For our January issue, we talk with author Donna Barbra Higuera about her recent book, Lupe Wong Won’t Dance. In this interview, we learn about using personality types as a way to understand our characters.

Writing Challenge

This month, we’ll get to know what scares our characters…

Take something in your story that’s scary, whether it’s a villain or a different kind of antagonist, and figure out what that character is scared of. That will make that other thing even scarier, because even your villain is scared of it!

An Interview with Donna Barba Higuera

What inspired you to write Lupe Wong Won’t Dance?

I always thought I was a fantasy/sci-fi writer and that was it. I never thought I would write a contemporary book. And Lupe Wong Won’t Dance was just a book that I had to write. My daughter came home from middle school one day and was upset about having to square dance, and this character Lupe just popped into my mind. Sometimes your books start out with a character, maybe not an actual plot of the book. Maybe you know the character, maybe it’s the other way around. One thing that’s really important [for me] is character. I have a hard time starting a book until I know who the main character is and who their friends are and who their family is. And that’s really important. But sometimes we think we write in one specific genre, and sometimes we find out later–wow!–I think I want to write this as well.

You had many different personalities in your cast of middle school characters in this book. Did you use a technique in creating them? Or did they just come to you?

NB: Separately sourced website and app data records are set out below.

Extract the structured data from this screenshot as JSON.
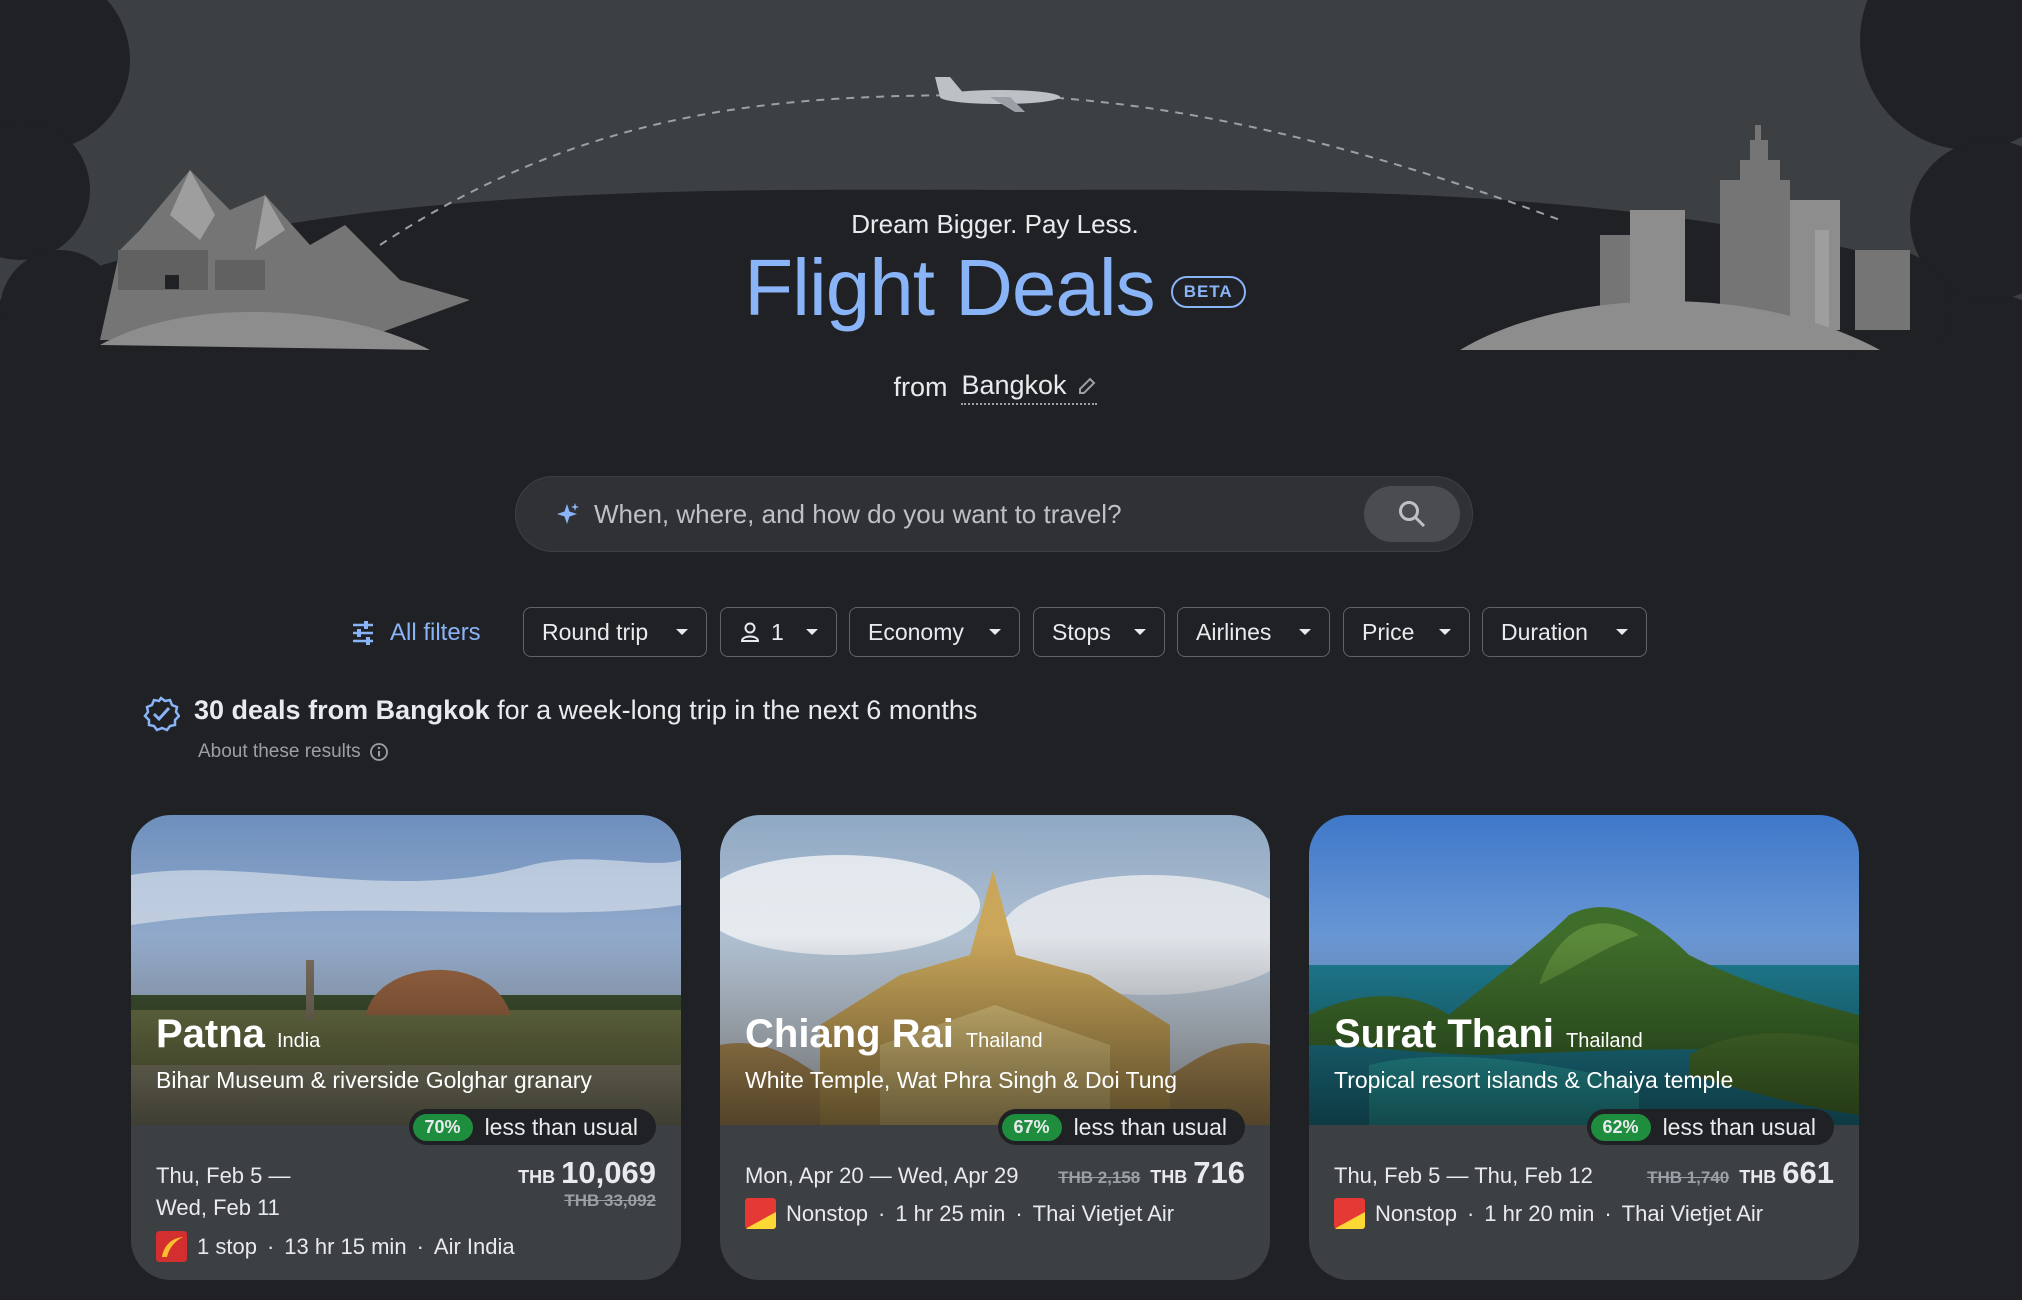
{
  "header": {
    "tagline": "Dream Bigger. Pay Less.",
    "title": "Flight Deals",
    "beta": "BETA",
    "from_label": "from",
    "origin": "Bangkok"
  },
  "search": {
    "placeholder": "When, where, and how do you want to travel?"
  },
  "filters": {
    "all_filters": "All filters",
    "trip_type": "Round trip",
    "passengers": "1",
    "cabin": "Economy",
    "stops": "Stops",
    "airlines": "Airlines",
    "price": "Price",
    "duration": "Duration"
  },
  "summary": {
    "bold": "30 deals from Bangkok",
    "rest": " for a week-long trip in the next 6 months",
    "about": "About these results"
  },
  "cards": [
    {
      "city": "Patna",
      "country": "India",
      "desc": "Bihar Museum & riverside Golghar granary",
      "pct": "70%",
      "pct_label": "less than usual",
      "date_line1": "Thu, Feb 5 —",
      "date_line2": "Wed, Feb 11",
      "currency": "THB",
      "price": "10,069",
      "old_price": "THB 33,092",
      "stops": "1 stop",
      "duration": "13 hr 15 min",
      "airline": "Air India"
    },
    {
      "city": "Chiang Rai",
      "country": "Thailand",
      "desc": "White Temple, Wat Phra Singh & Doi Tung",
      "pct": "67%",
      "pct_label": "less than usual",
      "dates": "Mon, Apr 20 — Wed, Apr 29",
      "currency": "THB",
      "price": "716",
      "old_price": "THB 2,158",
      "stops": "Nonstop",
      "duration": "1 hr 25 min",
      "airline": "Thai Vietjet Air"
    },
    {
      "city": "Surat Thani",
      "country": "Thailand",
      "desc": "Tropical resort islands & Chaiya temple",
      "pct": "62%",
      "pct_label": "less than usual",
      "dates": "Thu, Feb 5 — Thu, Feb 12",
      "currency": "THB",
      "price": "661",
      "old_price": "THB 1,740",
      "stops": "Nonstop",
      "duration": "1 hr 20 min",
      "airline": "Thai Vietjet Air"
    }
  ],
  "colors": {
    "background": "#202124",
    "accent": "#8ab4f8",
    "deal_green": "#1e8e3e",
    "card": "#3c4043"
  },
  "icons": [
    "sparkle-icon",
    "search-icon",
    "edit-pencil-icon",
    "filter-sliders-icon",
    "person-icon",
    "deal-badge-icon",
    "info-icon",
    "airplane-icon",
    "air-india-logo",
    "vietjet-logo"
  ]
}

They came to me first. But once they did, I shifted them around a little bit. I specifically had to eliminate certain personality types because the scenes in the book fell flat–there wasn’t enough conflict in certain scenes. I did some personality typing with these characters, which is fun to do. There are all these personality tests you can look up, including one called the Enneagram. In the Enneagram, one personality type is a peacemaker, one a giver, one is an artist, one an achiever. You find the personalities that you can put together that would make an amazing scene or an amazing book.

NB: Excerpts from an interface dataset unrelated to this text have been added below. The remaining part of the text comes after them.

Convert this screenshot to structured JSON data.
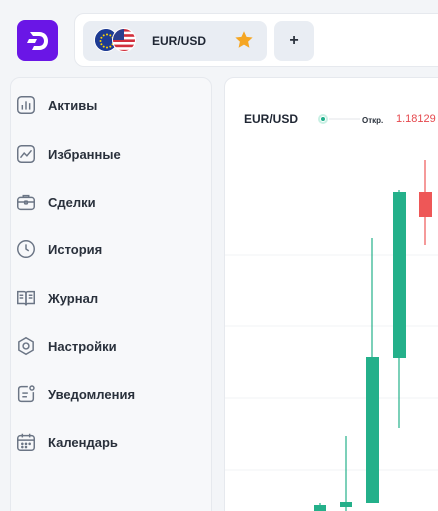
{
  "header": {
    "logo_letter": "D",
    "pair": {
      "label": "EUR/USD",
      "flags": [
        "eu-flag-icon",
        "us-flag-icon"
      ],
      "favorite": true
    },
    "add_tab_label": "+"
  },
  "sidebar": {
    "items": [
      {
        "label": "Активы",
        "icon": "assets-chart-icon"
      },
      {
        "label": "Избранные",
        "icon": "favorites-chart-icon"
      },
      {
        "label": "Сделки",
        "icon": "briefcase-icon"
      },
      {
        "label": "История",
        "icon": "clock-icon"
      },
      {
        "label": "Журнал",
        "icon": "book-icon"
      },
      {
        "label": "Настройки",
        "icon": "gear-icon"
      },
      {
        "label": "Уведомления",
        "icon": "notification-icon"
      },
      {
        "label": "Календарь",
        "icon": "calendar-icon"
      }
    ]
  },
  "chart": {
    "symbol": "EUR/USD",
    "open_label": "Откр.",
    "open_value": "1.18129"
  },
  "colors": {
    "brand": "#6a16e6",
    "bull": "#24b08a",
    "bear": "#ee5757",
    "star": "#f5a623"
  }
}
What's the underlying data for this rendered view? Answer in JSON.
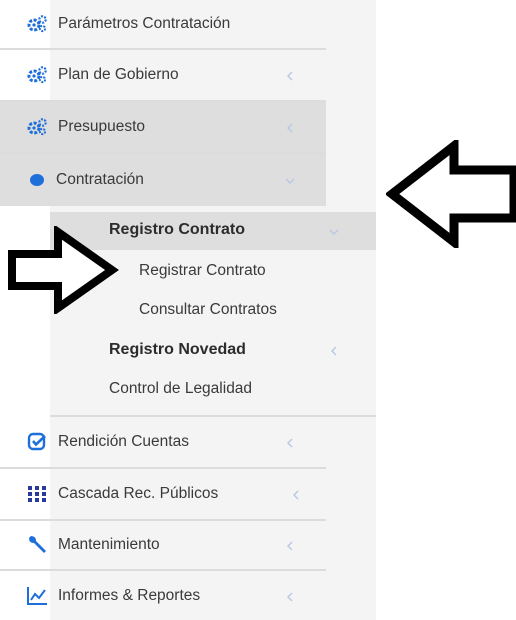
{
  "menu": {
    "items": [
      {
        "label": "Parámetros Contratación",
        "icon": "gears-icon"
      },
      {
        "label": "Plan de Gobierno",
        "icon": "gears-icon"
      },
      {
        "label": "Presupuesto",
        "icon": "gears-icon"
      },
      {
        "label": "Contratación",
        "icon": "circle-icon"
      },
      {
        "label": "Rendición Cuentas",
        "icon": "checkbox-icon"
      },
      {
        "label": "Cascada Rec. Públicos",
        "icon": "grid-icon"
      },
      {
        "label": "Mantenimiento",
        "icon": "wrench-icon"
      },
      {
        "label": "Informes & Reportes",
        "icon": "chart-icon"
      }
    ],
    "contratacion_sub": {
      "registro_contrato": "Registro Contrato",
      "registrar_contrato": "Registrar Contrato",
      "consultar_contratos": "Consultar Contratos",
      "registro_novedad": "Registro Novedad",
      "control_legalidad": "Control de Legalidad"
    }
  },
  "colors": {
    "icon_blue": "#1e6fd9",
    "grid_blue": "#2a3a9c",
    "row_gray": "#dedede",
    "sidebar_bg": "#f4f4f4",
    "chevron": "#b8c8e0"
  }
}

How do you keep up your writing momentum?

I hear this all the time–and I think it can be really frustrating to writers–to just go put your behind in a seat and write. That’s not great advice. Writing is hard. And sometimes you don’t want to just go sit down and do it. If you’re sitting there and you can’t focus and you don’t know what to do, how are you supposed to write? Sometimes you have to take a detour and do a little weaving in and out to get going again and get your momentum going. And so for me, it’s with writing exercises. A lot of times people don’t like writing exercises because they think it’s more work, but when you start doing it, it’s so much more fun. And then, all of a sudden, the ideas start flowing again. For me, those writing exercises come in all different forms. You may do an exercise around the question, “what do my characters want?” And then in the process, you realize, “Oh, these two people want very different things.” Guess what I’m going to do? I’m going to put them together in a chapter and see what happens. Conflict is what drives books and new scenes and that’s where everything explodes and gets fun.

What would you tell your younger writing self?

Write more! I got distracted by things. I didn’t have the distractions of today, like computers and cell phones and video games. But I would find mundane things to occupy my time. My stories were in my mind… I wish I had spent more time with those stories in my mind. My biggest regret is not writing those down. Keep a notebook–it can be old and raggedy, but keep it with you at all times. If you don’t write it down, you’ll forget it. I also didn’t spend enough time just daydreaming and allowing myself to have that kind of fun.


Join us for Summer Camp!

We’re inviting passionate young writers to join us on Zoom for writerly summer camp experiences. Each camp will include skill-building activities, time for drafting, and collaboration with peers.

A special thanks to Donna Barba Higuera for sharing with us! You can find more of her books at www.dbhiguera.com.

Donna grew up in central California surrounded by agricultural and oil fields. As a child, rather than dealing with the regular dust devils, she preferred spending recess squirreled away in the janitor’s closet with a good book. Her favorite hobbies were calling dial-a-story over and over again, and sneaking into a restricted cemetery to weave her own spooky tales using the crumbling headstones as inspiration. ​​

Donna’s Middle Grade and Picture Books are about kids who find themselves in odd or scary situations.​ From language to cultural differences in being biracial life can become…complicated. So like Donna, characters tackle more than just the bizarre things that happen to them in their lives.

Donna likes to write about all things funny, but also sad, and creepy, and magical. If you like those things, she hopes you will read her books!

Donna lives in Washington State with her family, three dogs and two frogs.